Controlling an organization is difficult. The larger the organization, the more complex is the process of control. We don’t think about it too much, but what we are trying to control are changes that naturally occur.
The drivers of changes are many and can be hidden in the layers of the organization. The internal drivers include missing expertise, emerging expertise, rule changes, quality of work life, staff shortages, new staff, staff exodus, self-management, miss-fitted management, process ambiguity, process choke points, and disjointed communications. The external drivers of change include increased customers, customer ambivalence, increased demands, divergent demands, product diversity, market diversity, diffused locations, miss-fitted services, laggard services, austere budget reviews, contextual dependencies, and mission shifts. How we react to change drivers affects the organizational health, innovative, and employees’ satisfaction with work conditions.
In large organizations, especially those without an organizational architect, we end up with many dispersed efforts at controlling change, and in some cases, an over control of changes that has negative consequences. The process is bureaucratization–codifying structure.
The challenge for current and future leaders is in how to manage bureaucratization while avoiding problems of operational friction, underutilized employees, and unnecessary costs.

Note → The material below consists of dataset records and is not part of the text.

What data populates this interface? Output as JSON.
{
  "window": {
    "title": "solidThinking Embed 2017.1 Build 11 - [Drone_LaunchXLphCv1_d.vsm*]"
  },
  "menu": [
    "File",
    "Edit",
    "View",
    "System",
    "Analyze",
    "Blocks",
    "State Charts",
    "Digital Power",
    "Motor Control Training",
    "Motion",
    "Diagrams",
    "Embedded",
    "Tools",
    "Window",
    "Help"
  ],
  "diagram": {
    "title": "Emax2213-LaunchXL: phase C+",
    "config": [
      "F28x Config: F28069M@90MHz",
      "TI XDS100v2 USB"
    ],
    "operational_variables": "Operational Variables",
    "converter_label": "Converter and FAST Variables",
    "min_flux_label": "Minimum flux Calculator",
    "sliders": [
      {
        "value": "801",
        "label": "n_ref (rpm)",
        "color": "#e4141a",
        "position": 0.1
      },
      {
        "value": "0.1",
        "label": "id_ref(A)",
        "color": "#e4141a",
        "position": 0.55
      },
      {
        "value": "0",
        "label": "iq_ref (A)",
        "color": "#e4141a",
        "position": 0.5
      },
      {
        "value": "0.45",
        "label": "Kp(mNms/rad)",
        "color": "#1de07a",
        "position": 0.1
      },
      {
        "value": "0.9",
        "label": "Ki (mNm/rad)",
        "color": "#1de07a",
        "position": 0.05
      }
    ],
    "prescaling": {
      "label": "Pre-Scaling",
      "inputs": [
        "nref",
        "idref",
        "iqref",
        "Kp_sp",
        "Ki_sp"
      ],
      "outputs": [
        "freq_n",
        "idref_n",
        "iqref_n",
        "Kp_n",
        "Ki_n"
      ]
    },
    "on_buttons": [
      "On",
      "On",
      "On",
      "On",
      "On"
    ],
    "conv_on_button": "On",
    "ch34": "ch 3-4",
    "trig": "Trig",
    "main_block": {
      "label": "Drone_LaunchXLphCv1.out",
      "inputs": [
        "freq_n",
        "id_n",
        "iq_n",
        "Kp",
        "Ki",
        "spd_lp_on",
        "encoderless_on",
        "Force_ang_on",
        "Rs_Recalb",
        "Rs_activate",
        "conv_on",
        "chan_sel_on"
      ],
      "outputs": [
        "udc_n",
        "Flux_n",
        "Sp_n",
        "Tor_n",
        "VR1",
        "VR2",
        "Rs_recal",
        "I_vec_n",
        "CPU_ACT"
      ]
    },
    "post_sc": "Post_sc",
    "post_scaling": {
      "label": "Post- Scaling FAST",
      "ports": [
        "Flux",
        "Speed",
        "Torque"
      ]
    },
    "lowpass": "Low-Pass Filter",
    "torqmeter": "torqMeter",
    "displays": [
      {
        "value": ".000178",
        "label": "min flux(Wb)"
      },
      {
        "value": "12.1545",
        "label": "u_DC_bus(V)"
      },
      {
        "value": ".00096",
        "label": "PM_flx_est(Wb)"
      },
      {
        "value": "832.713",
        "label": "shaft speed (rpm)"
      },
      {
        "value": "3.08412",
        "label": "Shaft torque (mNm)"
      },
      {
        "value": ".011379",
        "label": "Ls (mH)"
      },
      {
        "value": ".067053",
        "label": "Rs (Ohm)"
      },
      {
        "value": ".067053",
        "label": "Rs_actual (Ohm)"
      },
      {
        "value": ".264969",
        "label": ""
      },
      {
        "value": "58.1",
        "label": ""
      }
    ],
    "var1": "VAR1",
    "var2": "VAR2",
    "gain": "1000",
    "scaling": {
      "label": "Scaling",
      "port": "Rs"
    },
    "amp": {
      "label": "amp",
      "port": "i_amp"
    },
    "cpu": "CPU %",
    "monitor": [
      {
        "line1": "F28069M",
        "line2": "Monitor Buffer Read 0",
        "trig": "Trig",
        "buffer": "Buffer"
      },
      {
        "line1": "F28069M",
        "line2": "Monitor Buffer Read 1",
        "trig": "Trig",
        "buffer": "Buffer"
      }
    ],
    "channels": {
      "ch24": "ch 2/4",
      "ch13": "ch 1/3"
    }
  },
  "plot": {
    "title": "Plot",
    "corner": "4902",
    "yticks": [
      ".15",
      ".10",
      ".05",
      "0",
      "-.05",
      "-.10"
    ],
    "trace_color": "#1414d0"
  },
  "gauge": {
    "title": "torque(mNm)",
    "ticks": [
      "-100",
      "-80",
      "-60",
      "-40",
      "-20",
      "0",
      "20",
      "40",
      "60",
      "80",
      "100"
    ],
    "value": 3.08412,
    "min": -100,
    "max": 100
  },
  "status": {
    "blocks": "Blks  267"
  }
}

When we respond to change factors, we want to optimize the operational and personnel development, including the awareness and discretion employees need to be performance leaders. If bureaucratization restricts employees’ information needs, it can, as Rosabeth Moss Kanter of Harvard argues, inject “systemic organizational weaknesses by creating subtle sabotage through the resistance of employees that believe they are powerless in the bureaucracy that manages them.”
Do you recognize bureaucratization when it is happening?
How have you or could you managed bureaucratization better?